Use Your Risk Assessment to Uncover - Then Fill - Pockets of Non-Use

Use Your Risk Assessment to Uncover—Then Fill—Pockets of Non-Use

IM Rule # 8: Ignoring instant messaging may cost you more than using it.

In spite of the inherent risks, IM delivers productivity-enhancing features and capabilities that cannot be denied. Many organizations have found that it reduces costs to communicate with clients and to deliver products, services, and solutions on time and within budget. Employees who have rushed to bring IM in behind the boss’s back have often done so precisely because it is such a valuable tool for business communication.

Savvy employers may want to use screening technology and internal surveys to uncover pockets of nonuse as well as to discover unauthorized use. Determine which employees and departments are not currently using IM. Identify which nonusers would benefit most from its use. Educate targeted nonusers about the ways in which IM can help enhance productivity and communications. Then roll out your strategic IM program to ensure that all employees, including former nonusers, are accessing the organization’s authorized IM system according to clearly written rules and policies.

See Chapter 3 for details on determining the IM system that is right for your organization and employees.

Recap and IM Action Plan

  1. Instant messaging is here, and it’s here to stay. Unfortunately, it also is creating an increasingly risky environment for workplace e-communications.

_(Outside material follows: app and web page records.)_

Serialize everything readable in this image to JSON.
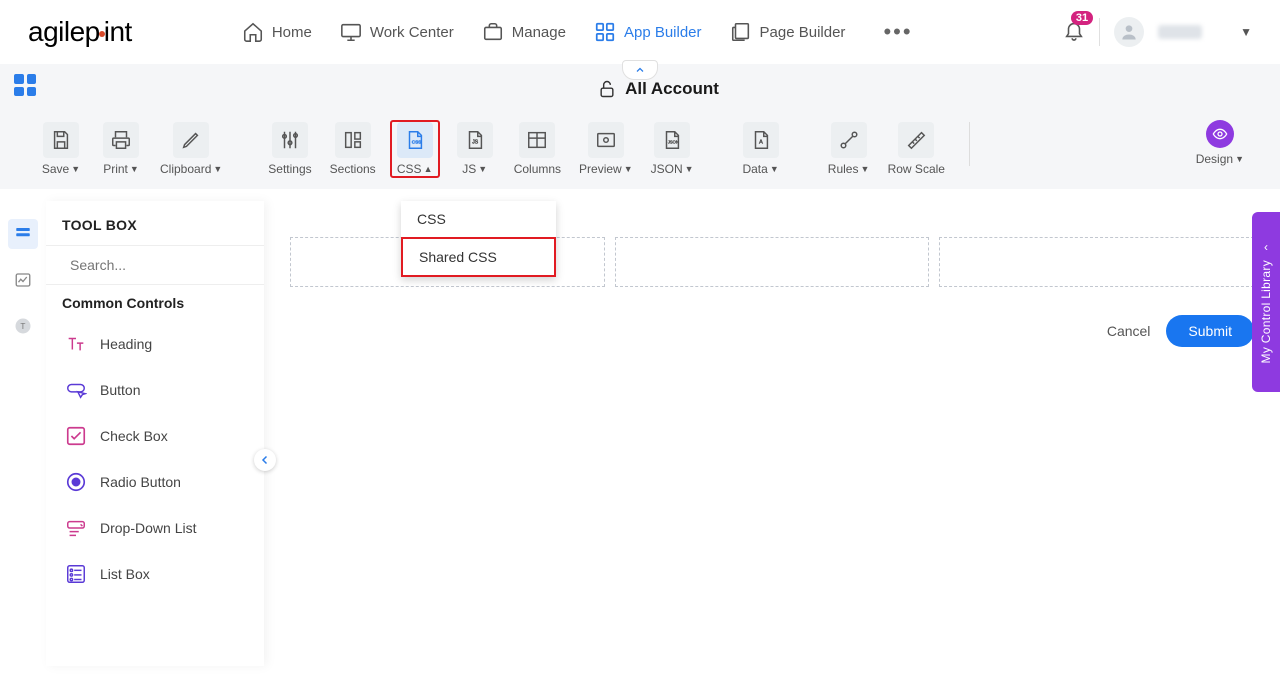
{
  "brand": "agilepoint",
  "nav": {
    "home": "Home",
    "work_center": "Work Center",
    "manage": "Manage",
    "app_builder": "App Builder",
    "page_builder": "Page Builder"
  },
  "notifications_count": "31",
  "account_bar": {
    "title": "All Account"
  },
  "ribbon": {
    "save": "Save",
    "print": "Print",
    "clipboard": "Clipboard",
    "settings": "Settings",
    "sections": "Sections",
    "css": "CSS",
    "js": "JS",
    "columns": "Columns",
    "preview": "Preview",
    "json": "JSON",
    "data": "Data",
    "rules": "Rules",
    "row_scale": "Row Scale",
    "design": "Design"
  },
  "css_menu": {
    "css": "CSS",
    "shared_css": "Shared CSS"
  },
  "toolbox": {
    "title": "TOOL BOX",
    "search_placeholder": "Search...",
    "section": "Common Controls",
    "items": {
      "heading": "Heading",
      "button": "Button",
      "checkbox": "Check Box",
      "radio": "Radio Button",
      "dropdown": "Drop-Down List",
      "listbox": "List Box"
    }
  },
  "actions": {
    "cancel": "Cancel",
    "submit": "Submit"
  },
  "right_drawer": "My Control Library"
}
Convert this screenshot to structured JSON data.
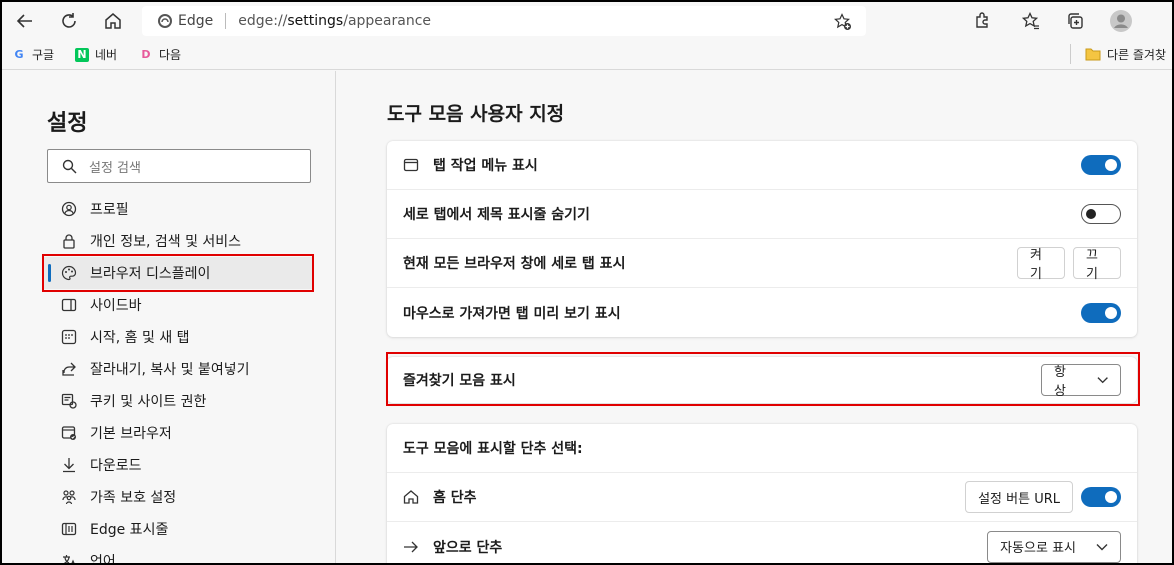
{
  "toolbar": {
    "brand": "Edge",
    "url_prefix": "edge://",
    "url_main": "settings",
    "url_suffix": "/appearance"
  },
  "bookmarks": [
    {
      "label": "구글",
      "icon": "G",
      "color": "#4285f4"
    },
    {
      "label": "네버",
      "icon": "N",
      "color": "#03c75a"
    },
    {
      "label": "다음",
      "icon": "D",
      "color": "#e75a9b"
    }
  ],
  "other_favorites": "다른 즐겨찾",
  "sidebar": {
    "title": "설정",
    "search_placeholder": "설정 검색",
    "items": [
      {
        "label": "프로필",
        "icon": "profile-icon"
      },
      {
        "label": "개인 정보, 검색 및 서비스",
        "icon": "lock-icon"
      },
      {
        "label": "브라우저 디스플레이",
        "icon": "palette-icon",
        "active": true
      },
      {
        "label": "사이드바",
        "icon": "sidebar-icon"
      },
      {
        "label": "시작, 홈 및 새 탭",
        "icon": "start-icon"
      },
      {
        "label": "잘라내기, 복사 및 붙여넣기",
        "icon": "share-icon"
      },
      {
        "label": "쿠키 및 사이트 권한",
        "icon": "cookie-icon"
      },
      {
        "label": "기본 브라우저",
        "icon": "browser-icon"
      },
      {
        "label": "다운로드",
        "icon": "download-icon"
      },
      {
        "label": "가족 보호 설정",
        "icon": "family-icon"
      },
      {
        "label": "Edge 표시줄",
        "icon": "edge-bar-icon"
      },
      {
        "label": "언어",
        "icon": "language-icon"
      }
    ]
  },
  "main": {
    "title": "도구 모음 사용자 지정",
    "tab_rows": [
      {
        "label": "탭 작업 메뉴 표시",
        "toggle": "on"
      },
      {
        "label": "세로 탭에서 제목 표시줄 숨기기",
        "toggle": "off"
      },
      {
        "label": "현재 모든 브라우저 창에 세로 탭 표시",
        "btn_on": "켜기",
        "btn_off": "끄기"
      },
      {
        "label": "마우스로 가져가면 탭 미리 보기 표시",
        "toggle": "on"
      }
    ],
    "favorites_bar": {
      "label": "즐겨찾기 모음 표시",
      "value": "항상"
    },
    "buttons_card": {
      "heading": "도구 모음에 표시할 단추 선택:",
      "home": {
        "label": "홈 단추",
        "button": "설정 버튼 URL",
        "toggle": "on"
      },
      "forward": {
        "label": "앞으로 단추",
        "value": "자동으로 표시"
      }
    }
  }
}
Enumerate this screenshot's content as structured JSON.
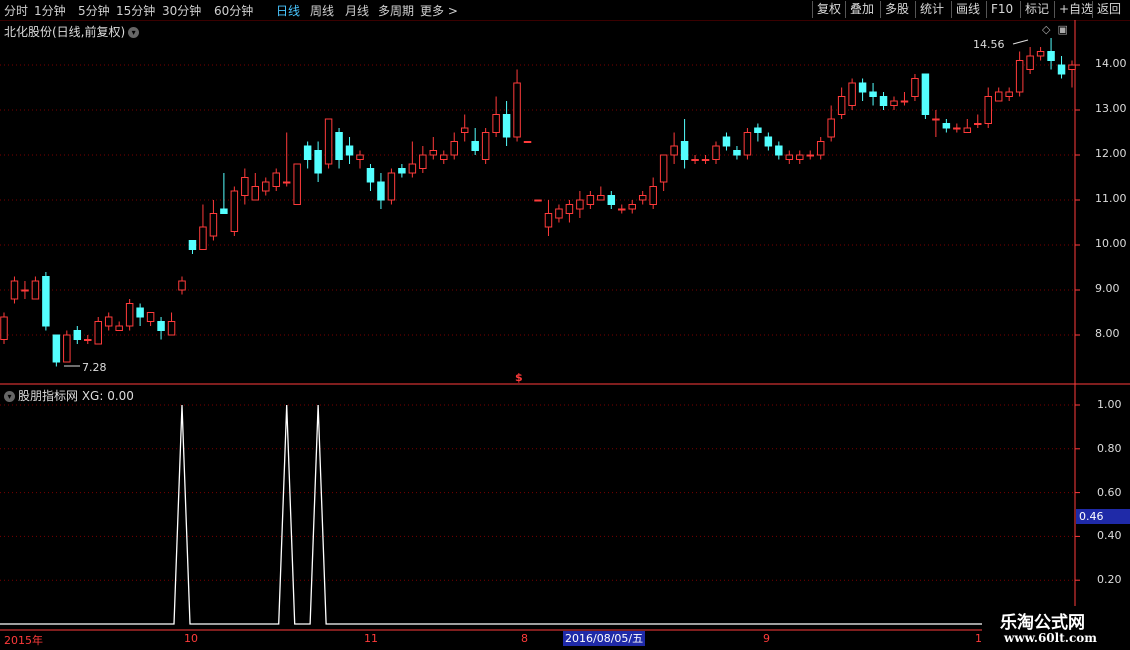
{
  "toolbar": {
    "tabs": [
      "分时",
      "1分钟",
      "5分钟",
      "15分钟",
      "30分钟",
      "60分钟",
      "日线",
      "周线",
      "月线",
      "多周期",
      "更多 >"
    ],
    "active_tab": "日线",
    "right_buttons": [
      "复权",
      "叠加",
      "多股",
      "统计",
      "画线",
      "F10",
      "标记",
      "+自选",
      "返回"
    ]
  },
  "main_chart": {
    "title": "北化股份(日线,前复权)",
    "max_label": "14.56",
    "min_label": "7.28",
    "marker": "$",
    "price_ticks": [
      "14.00",
      "13.00",
      "12.00",
      "11.00",
      "10.00",
      "9.00",
      "8.00"
    ]
  },
  "indicator": {
    "title": "股朋指标网 XG: 0.00",
    "ticks": [
      "1.00",
      "0.80",
      "0.60",
      "0.40",
      "0.20"
    ],
    "cursor_value": "0.46"
  },
  "date_axis": {
    "labels": [
      "2015年",
      "10",
      "11",
      "8",
      "9",
      "1"
    ],
    "cursor_date": "2016/08/05/五"
  },
  "watermark": {
    "line1": "乐淘公式网",
    "line2": "www.60lt.com"
  },
  "colors": {
    "up": "#ff3b3b",
    "down": "#54ffff",
    "grid": "#7a0000",
    "axis": "#ff3b3b",
    "background": "#000000"
  },
  "chart_data": {
    "type": "candlestick",
    "y_range": [
      7.0,
      15.0
    ],
    "candles": [
      [
        7.9,
        8.4,
        8.5,
        7.8
      ],
      [
        8.8,
        9.2,
        9.3,
        8.7
      ],
      [
        9.0,
        9.0,
        9.2,
        8.8
      ],
      [
        8.8,
        9.2,
        9.3,
        8.8
      ],
      [
        9.3,
        8.2,
        9.4,
        8.1
      ],
      [
        8.0,
        7.4,
        8.0,
        7.3
      ],
      [
        7.4,
        8.0,
        8.1,
        7.4
      ],
      [
        8.1,
        7.9,
        8.2,
        7.8
      ],
      [
        7.9,
        7.9,
        8.0,
        7.8
      ],
      [
        7.8,
        8.3,
        8.4,
        7.8
      ],
      [
        8.2,
        8.4,
        8.5,
        8.1
      ],
      [
        8.1,
        8.2,
        8.3,
        8.1
      ],
      [
        8.2,
        8.7,
        8.8,
        8.1
      ],
      [
        8.6,
        8.4,
        8.7,
        8.2
      ],
      [
        8.3,
        8.5,
        8.5,
        8.2
      ],
      [
        8.3,
        8.1,
        8.4,
        7.9
      ],
      [
        8.0,
        8.3,
        8.5,
        8.0
      ],
      [
        9.0,
        9.2,
        9.3,
        8.9
      ],
      [
        10.1,
        9.9,
        10.1,
        9.8
      ],
      [
        9.9,
        10.4,
        10.9,
        9.9
      ],
      [
        10.2,
        10.7,
        11.0,
        10.1
      ],
      [
        10.8,
        10.7,
        11.6,
        10.7
      ],
      [
        10.3,
        11.2,
        11.3,
        10.2
      ],
      [
        11.1,
        11.5,
        11.7,
        10.9
      ],
      [
        11.0,
        11.3,
        11.6,
        11.0
      ],
      [
        11.2,
        11.4,
        11.5,
        11.1
      ],
      [
        11.3,
        11.6,
        11.7,
        11.2
      ],
      [
        11.4,
        11.4,
        12.5,
        11.3
      ],
      [
        10.9,
        11.8,
        11.8,
        10.9
      ],
      [
        12.2,
        11.9,
        12.3,
        11.7
      ],
      [
        12.1,
        11.6,
        12.3,
        11.4
      ],
      [
        11.8,
        12.8,
        12.8,
        11.7
      ],
      [
        12.5,
        11.9,
        12.6,
        11.7
      ],
      [
        12.2,
        12.0,
        12.4,
        11.8
      ],
      [
        11.9,
        12.0,
        12.1,
        11.7
      ],
      [
        11.7,
        11.4,
        11.8,
        11.2
      ],
      [
        11.4,
        11.0,
        11.6,
        10.8
      ],
      [
        11.0,
        11.6,
        11.7,
        10.9
      ],
      [
        11.7,
        11.6,
        11.8,
        11.5
      ],
      [
        11.6,
        11.8,
        12.3,
        11.5
      ],
      [
        11.7,
        12.0,
        12.2,
        11.6
      ],
      [
        12.0,
        12.1,
        12.4,
        11.9
      ],
      [
        11.9,
        12.0,
        12.1,
        11.8
      ],
      [
        12.0,
        12.3,
        12.5,
        11.9
      ],
      [
        12.5,
        12.6,
        12.9,
        12.3
      ],
      [
        12.3,
        12.1,
        12.6,
        12.0
      ],
      [
        11.9,
        12.5,
        12.6,
        11.8
      ],
      [
        12.5,
        12.9,
        13.3,
        12.4
      ],
      [
        12.9,
        12.4,
        13.2,
        12.2
      ],
      [
        12.4,
        13.6,
        13.9,
        12.3
      ],
      [
        12.3,
        12.3,
        12.3,
        12.3
      ],
      [
        11.0,
        11.0,
        11.0,
        11.0
      ],
      [
        10.4,
        10.7,
        11.0,
        10.2
      ],
      [
        10.6,
        10.8,
        10.9,
        10.5
      ],
      [
        10.7,
        10.9,
        11.0,
        10.5
      ],
      [
        10.8,
        11.0,
        11.2,
        10.6
      ],
      [
        10.9,
        11.1,
        11.2,
        10.8
      ],
      [
        11.0,
        11.1,
        11.3,
        11.0
      ],
      [
        11.1,
        10.9,
        11.2,
        10.8
      ],
      [
        10.8,
        10.8,
        10.9,
        10.7
      ],
      [
        10.8,
        10.9,
        11.0,
        10.7
      ],
      [
        11.0,
        11.1,
        11.2,
        10.9
      ],
      [
        10.9,
        11.3,
        11.5,
        10.8
      ],
      [
        11.4,
        12.0,
        12.0,
        11.2
      ],
      [
        12.0,
        12.2,
        12.5,
        11.8
      ],
      [
        12.3,
        11.9,
        12.8,
        11.7
      ],
      [
        11.9,
        11.9,
        12.0,
        11.8
      ],
      [
        11.9,
        11.9,
        12.0,
        11.8
      ],
      [
        11.9,
        12.2,
        12.3,
        11.8
      ],
      [
        12.4,
        12.2,
        12.5,
        12.1
      ],
      [
        12.1,
        12.0,
        12.2,
        11.9
      ],
      [
        12.0,
        12.5,
        12.6,
        11.9
      ],
      [
        12.6,
        12.5,
        12.7,
        12.3
      ],
      [
        12.4,
        12.2,
        12.5,
        12.1
      ],
      [
        12.2,
        12.0,
        12.3,
        11.9
      ],
      [
        11.9,
        12.0,
        12.1,
        11.8
      ],
      [
        11.9,
        12.0,
        12.1,
        11.8
      ],
      [
        12.0,
        12.0,
        12.1,
        11.9
      ],
      [
        12.0,
        12.3,
        12.4,
        11.9
      ],
      [
        12.4,
        12.8,
        13.1,
        12.3
      ],
      [
        12.9,
        13.3,
        13.5,
        12.8
      ],
      [
        13.1,
        13.6,
        13.7,
        13.0
      ],
      [
        13.6,
        13.4,
        13.7,
        13.2
      ],
      [
        13.4,
        13.3,
        13.6,
        13.1
      ],
      [
        13.3,
        13.1,
        13.4,
        13.0
      ],
      [
        13.1,
        13.2,
        13.3,
        13.0
      ],
      [
        13.2,
        13.2,
        13.4,
        13.1
      ],
      [
        13.3,
        13.7,
        13.8,
        13.2
      ],
      [
        13.8,
        12.9,
        13.8,
        12.8
      ],
      [
        12.8,
        12.8,
        13.0,
        12.4
      ],
      [
        12.7,
        12.6,
        12.8,
        12.5
      ],
      [
        12.6,
        12.6,
        12.7,
        12.5
      ],
      [
        12.5,
        12.6,
        12.8,
        12.5
      ],
      [
        12.7,
        12.7,
        12.9,
        12.6
      ],
      [
        12.7,
        13.3,
        13.5,
        12.6
      ],
      [
        13.2,
        13.4,
        13.5,
        13.2
      ],
      [
        13.3,
        13.4,
        13.5,
        13.2
      ],
      [
        13.4,
        14.1,
        14.3,
        13.3
      ],
      [
        13.9,
        14.2,
        14.4,
        13.8
      ],
      [
        14.2,
        14.3,
        14.4,
        14.1
      ],
      [
        14.3,
        14.1,
        14.6,
        13.9
      ],
      [
        14.0,
        13.8,
        14.2,
        13.7
      ],
      [
        13.9,
        14.0,
        14.1,
        13.5
      ]
    ],
    "xg_signal_indices": [
      17,
      27,
      30
    ]
  }
}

  2. No organization—public or private, for-profit or not-for-profit, international giant or small business—can afford to allow employees to engage in unmanaged IM. The potential risks and costs are too great. Take strategic, preventive action now.

  3. Combine screening technology with an internal audit to uncover your organization’s electronic liabilities and the extent and nature of your employees’ IM use, abuse, and misuse.

  4. Use the information gleaned from IM screening tools and your internal survey to shape IM rules, policies, and training programs to meet the specific risks and needs of your organization and employees.

  5. Be on the lookout for nonusers who would benefit from IM, in terms of enhanced productivity and improved communications. Don’t allow those employees to be left behind by colleagues who were early IM adopters.

Chapter 3: What’s the Best Way to Manage Employees’ Instant Messaging Use?


Once you’ve screened your computer system and surveyed staff to determine the extent of your employees’ IM use (and misuse), it’s time to decide how to manage all that IM activity. Like it or not, you must take control of IM now, or risk getting blindsided by it in the future.

Between AOL, Yahoo!, and MSN, huge numbers of employees (probably including many of yours) are instant messaging at work. Thanks to unauthorized use, your organization’s valuable intellectual property could leave the system in an instant. Courtesy of inappropriate content, an IM-happy employee could trigger a lawsuit that costs your organization its priceless reputation and six figures in legal fees. A group of ‘‘trusted’’ managers could use IM to strategize their business plan, woo your clients, and instant message you right out of business. And thanks to IM attachments, documents are circumventing your e-mail attachment antivirus checks and possibly infecting your organization from the inside!

Responsible employers owe it to their employees, clients, shareholders, and corporate friends to manage employee IM use and keep liabilities to a minimum.

When it comes to IM management, you have four choices:

  1. Ban workplace use altogether.

  2. Exercise control over the situation by installing an in-house enterprise-grade solution to replace users’ personal IM software.

  3. Take a middle-ground approach and support employees’ use of personal IM clients with technology that helps control content, monitor use, retain business records, purge nonrecords, enhance security, and reduce risks.

  4. Limit access to employees who really need the technology to perform their jobs.